Rock n’ Roll
“Every week, I get hundreds and hundreds of emails from artists asking me to listen to their stuff. Most I’d classify as pretty good, but occasionally, something exceptional comes through. This is one of those times…. Is this the next IT band around here?”

– Alan Cross; Music Director at Corus Entertainment – 102.1 The Edge

Musically, an eighties ignited sphere of driving electronics, thick, grimace-inducing bass lines and soaring, dissonant guitar lines that would speak to the Pixies in their Bossanova years. Lyrically, the songs are an ode to youthful exuberance, sex, burning cities, ghosts and relationships past. Vocal leads casually pushing through like Edwynn Collins when he found his crooner meets punk rocker footing in Orange Juice. When all these sonic aspects combine in the melting pot we get…

Beautiful Nothing.

With the release of their self-titled album, Burlington’s Beautiful Nothing amassed significant college radio and video airplay across Canada. Videos for the songs “Come Color Me” and “Highway To The Sky” received rotation on both Aux TV and MuchLoud and their live shows had them sharing stages with names like The Trews, Monster Truck, The Arkells, and Finger Eleven.

Riding the momentum of their debut, without missing a beat the band has released the follow-up to their debut entitled Sleep Walk, an “indie electro-rock stream of consciousness,” as the band thoughtfully describes it.

“It’s all about separating yourself from unnecessary stresses and understanding that these things are only real in our minds. That’s what’s so great about sleepin. You never really have to face these stresses directly but they all get sorted on a subconscious level,” ponders Anthony Ludgate, the band’s lead vocalist regarding the premise behind the band’s recently released album “Sleep Walk”.

Along with Anthony are his two brothers Luke and Shane Ludgate and childhood friends Sven Petrovic and James Featherstone.

Music has been part of the Beautiful Nothing’s lives from the beginning as they grew up in homes surrounded by musicians and their wares.

“Our parents have been playing music for decades, so there were always a lot of acoustic guitars around the house and lots of people playing music. Seeing as how much music there was surrounding us growing up it seemed only natural that we got into it as well.”

From there the band discovered artists like Radiohead, 1980s music like The Cure and Depeche Mode and other artists like the Killers, Cage the Elephant and Kings of Leon.

The only way to truly experience Beautiful Nothing, however, is at their live show.

“The stage is where we really leave it all behind. It’s a therapeutic process for us and without it we’d all be insane.”
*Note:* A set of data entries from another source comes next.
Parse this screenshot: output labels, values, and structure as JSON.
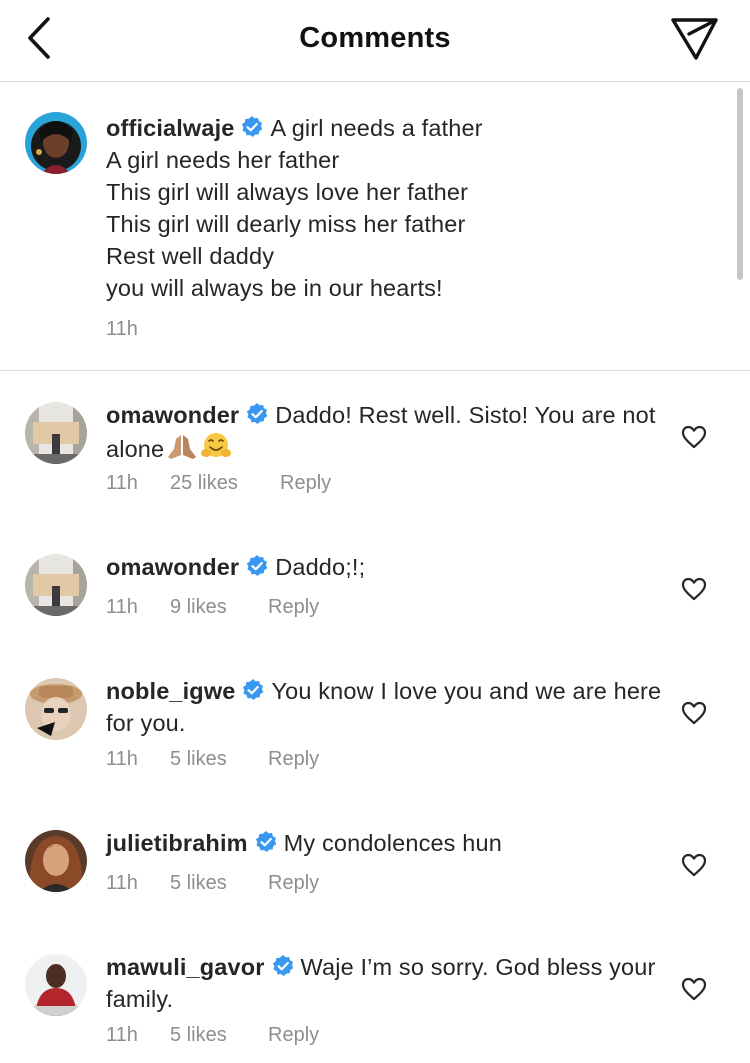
{
  "header": {
    "title": "Comments"
  },
  "caption": {
    "username": "officialwaje",
    "lines": [
      "A girl needs a father",
      "A girl needs her father",
      "This girl will always love her father",
      "This girl will dearly miss her father",
      "Rest well daddy",
      "you will always be in our hearts!"
    ],
    "time": "11h"
  },
  "comments": [
    {
      "username": "omawonder",
      "text": "Daddo! Rest well.  Sisto! You are not alone",
      "emojis": [
        "folded-hands-emoji",
        "hugging-face-emoji"
      ],
      "time": "11h",
      "likes": "25 likes",
      "reply": "Reply"
    },
    {
      "username": "omawonder",
      "text": "Daddo;!;",
      "time": "11h",
      "likes": "9 likes",
      "reply": "Reply"
    },
    {
      "username": "noble_igwe",
      "text": "You know I love you and we are here for you.",
      "time": "11h",
      "likes": "5 likes",
      "reply": "Reply"
    },
    {
      "username": "julietibrahim",
      "text": "My condolences hun",
      "time": "11h",
      "likes": "5 likes",
      "reply": "Reply"
    },
    {
      "username": "mawuli_gavor",
      "text": "Waje I’m so sorry. God bless your family.",
      "time": "11h",
      "likes": "5 likes",
      "reply": "Reply"
    }
  ],
  "colors": {
    "verified": "#3897f0",
    "secondary_text": "#8e8e8e",
    "divider": "#dbdbdb"
  },
  "icons": {
    "back": "chevron-left-icon",
    "send": "paper-plane-icon",
    "like": "heart-outline-icon",
    "verified": "verified-badge-icon"
  }
}
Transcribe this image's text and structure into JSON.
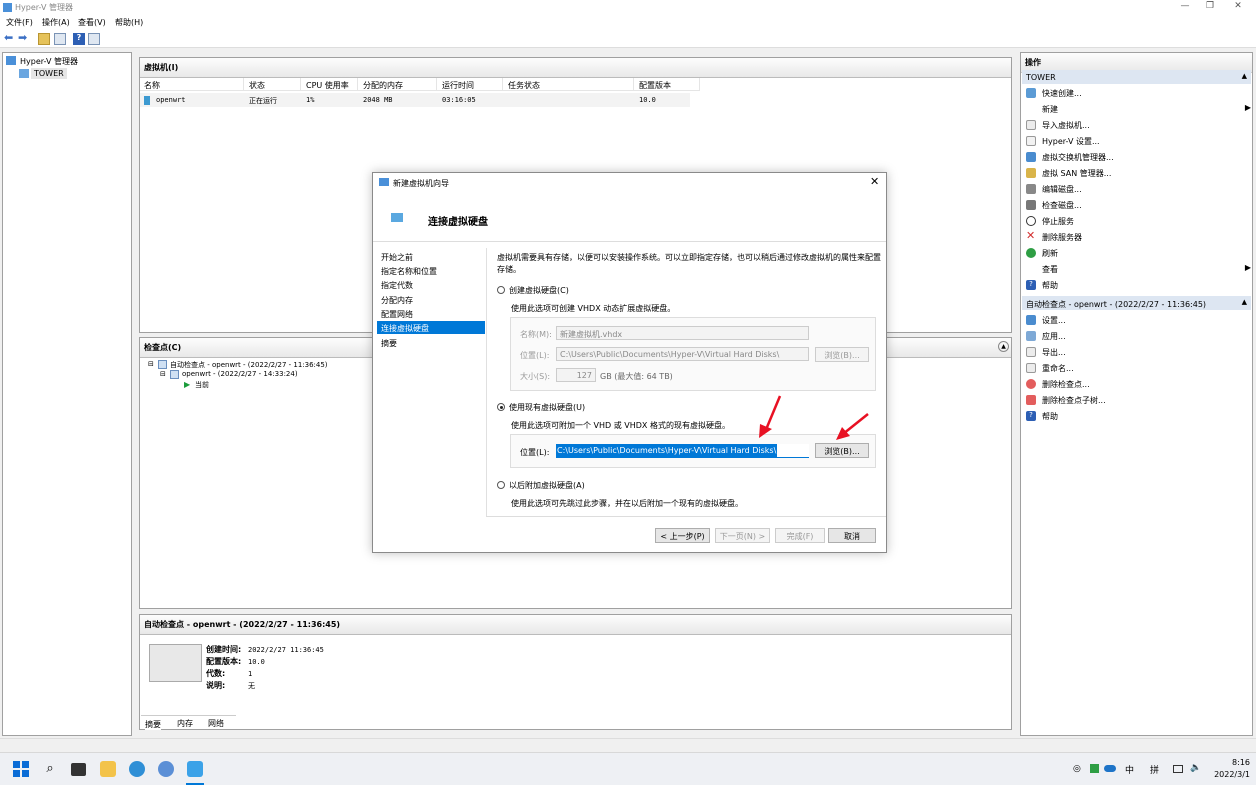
{
  "window": {
    "title": "Hyper-V 管理器"
  },
  "menu": [
    "文件(F)",
    "操作(A)",
    "查看(V)",
    "帮助(H)"
  ],
  "tree": {
    "root": "Hyper-V 管理器",
    "server": "TOWER"
  },
  "vms": {
    "header": "虚拟机(I)",
    "columns": [
      "名称",
      "状态",
      "CPU 使用率",
      "分配的内存",
      "运行时间",
      "任务状态",
      "配置版本"
    ],
    "rows": [
      {
        "name": "openwrt",
        "state": "正在运行",
        "cpu": "1%",
        "mem": "2048 MB",
        "uptime": "03:16:05",
        "task": "",
        "version": "10.0"
      }
    ]
  },
  "checkpoints": {
    "header": "检查点(C)",
    "items": [
      "自动检查点 - openwrt - (2022/2/27 - 11:36:45)",
      "openwrt - (2022/2/27 - 14:33:24)",
      "当前"
    ]
  },
  "details": {
    "header": "自动检查点 - openwrt - (2022/2/27 - 11:36:45)",
    "fields": [
      {
        "k": "创建时间:",
        "v": "2022/2/27 11:36:45"
      },
      {
        "k": "配置版本:",
        "v": "10.0"
      },
      {
        "k": "代数:",
        "v": "1"
      },
      {
        "k": "说明:",
        "v": "无"
      }
    ],
    "tabs": [
      "摘要",
      "内存",
      "网络"
    ]
  },
  "actions": {
    "header": "操作",
    "section1": "TOWER",
    "items1": [
      "快速创建...",
      "新建",
      "导入虚拟机...",
      "Hyper-V 设置...",
      "虚拟交换机管理器...",
      "虚拟 SAN 管理器...",
      "编辑磁盘...",
      "检查磁盘...",
      "停止服务",
      "删除服务器",
      "刷新",
      "查看",
      "帮助"
    ],
    "section2": "自动检查点 - openwrt - (2022/2/27 - 11:36:45)",
    "items2": [
      "设置...",
      "应用...",
      "导出...",
      "重命名...",
      "删除检查点...",
      "删除检查点子树...",
      "帮助"
    ]
  },
  "wizard": {
    "title": "新建虚拟机向导",
    "heading": "连接虚拟硬盘",
    "nav": [
      "开始之前",
      "指定名称和位置",
      "指定代数",
      "分配内存",
      "配置网络",
      "连接虚拟硬盘",
      "摘要"
    ],
    "selected_nav": 5,
    "intro": "虚拟机需要具有存储，以便可以安装操作系统。可以立即指定存储，也可以稍后通过修改虚拟机的属性来配置存储。",
    "opt1": {
      "label": "创建虚拟硬盘(C)",
      "desc": "使用此选项可创建 VHDX 动态扩展虚拟硬盘。",
      "name_label": "名称(M):",
      "name_value": "新建虚拟机.vhdx",
      "loc_label": "位置(L):",
      "loc_value": "C:\\Users\\Public\\Documents\\Hyper-V\\Virtual Hard Disks\\",
      "browse": "浏览(B)...",
      "size_label": "大小(S):",
      "size_value": "127",
      "size_unit": "GB (最大值: 64 TB)"
    },
    "opt2": {
      "label": "使用现有虚拟硬盘(U)",
      "desc": "使用此选项可附加一个 VHD 或 VHDX 格式的现有虚拟硬盘。",
      "loc_label": "位置(L):",
      "loc_value": "C:\\Users\\Public\\Documents\\Hyper-V\\Virtual Hard Disks\\",
      "browse": "浏览(B)..."
    },
    "opt3": {
      "label": "以后附加虚拟硬盘(A)",
      "desc": "使用此选项可先跳过此步骤，并在以后附加一个现有的虚拟硬盘。"
    },
    "buttons": {
      "prev": "< 上一步(P)",
      "next": "下一页(N) >",
      "finish": "完成(F)",
      "cancel": "取消"
    }
  },
  "tray": {
    "ime1": "中",
    "ime2": "拼",
    "time": "8:16",
    "date": "2022/3/1"
  },
  "colors": {
    "accent": "#0078d7",
    "arrow": "#e81123"
  }
}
With plenty of live shows, cinematic music videos and an album release that could be the soundtrack to a science fiction teenage novel from 1984, 2017 is looking to be the perfect time for Beautiful Nothing to exponentially grow their blossoming cult following.

April 22, 2017 9:00 pm CMW Showcase